As we discuss frequently, a lot of food waste occurs at the retail and consumer level, but also in low and middle income countries food waste often occurs more at the production and distribution level. A recent article in the Huffington Post explores the idea that one way to reduce food waste is to implement cold chains, a temperature controlled supply chain or rather, an uninterrupted series of storage and distribution models which maintain a given temperature range. These are often lacking or inefficient in low and middle income countries, but cold chains could contribute significantly to ensuring less food is wasted and more consumers, including low income households, are able to access diverse and nutritious foods.
The Huffington Post notes that, annually, 200 million tonnes of perishable foods could be saved if low income countries had the same level of cold chain technology and capacity as in high income countries. Toby Peters, Visiting Professor at the University of Birmingham argues specifically for "green" cold chains, he's quoted in The Huffington Post as saying, "what is needed is a paradigm shift to zero-emission, clean and cold technologies to transport food, while retaining its nutritional and economic value. We have to keep food-moving but we must not create an environmental disaster to prevent a social crisis".
With urbanization on the rise, globally and nationally the time has come for
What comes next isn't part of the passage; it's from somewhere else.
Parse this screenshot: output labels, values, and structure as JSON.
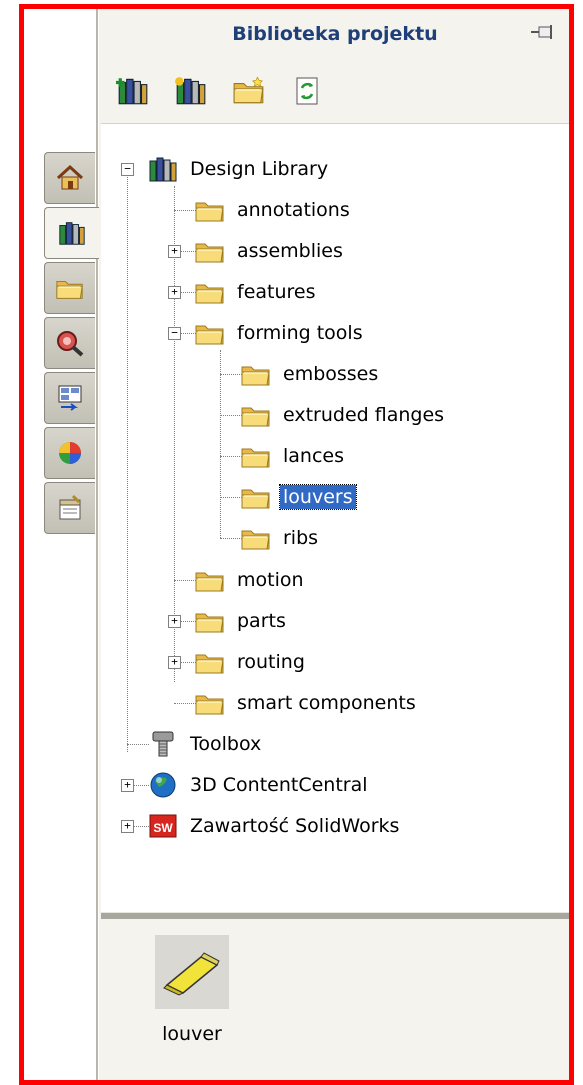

policies to address cooling systems and post-harvest loss. The Global Alliance for Improved Nutrition (GAIN) has created the Nutrient Capture Facility in order to encourage action on the issue of post-harvest loss. And at the local level, supermarkets should be continuing to education consumers on not only their own food waste but on the kinds of policies that should be put into effect on a larger scale. From local shoppers to global policies, everyone needs to be educated and to do their part, to ensure less food is wasted and to ensure people gain access to healthy nutrient rich foods.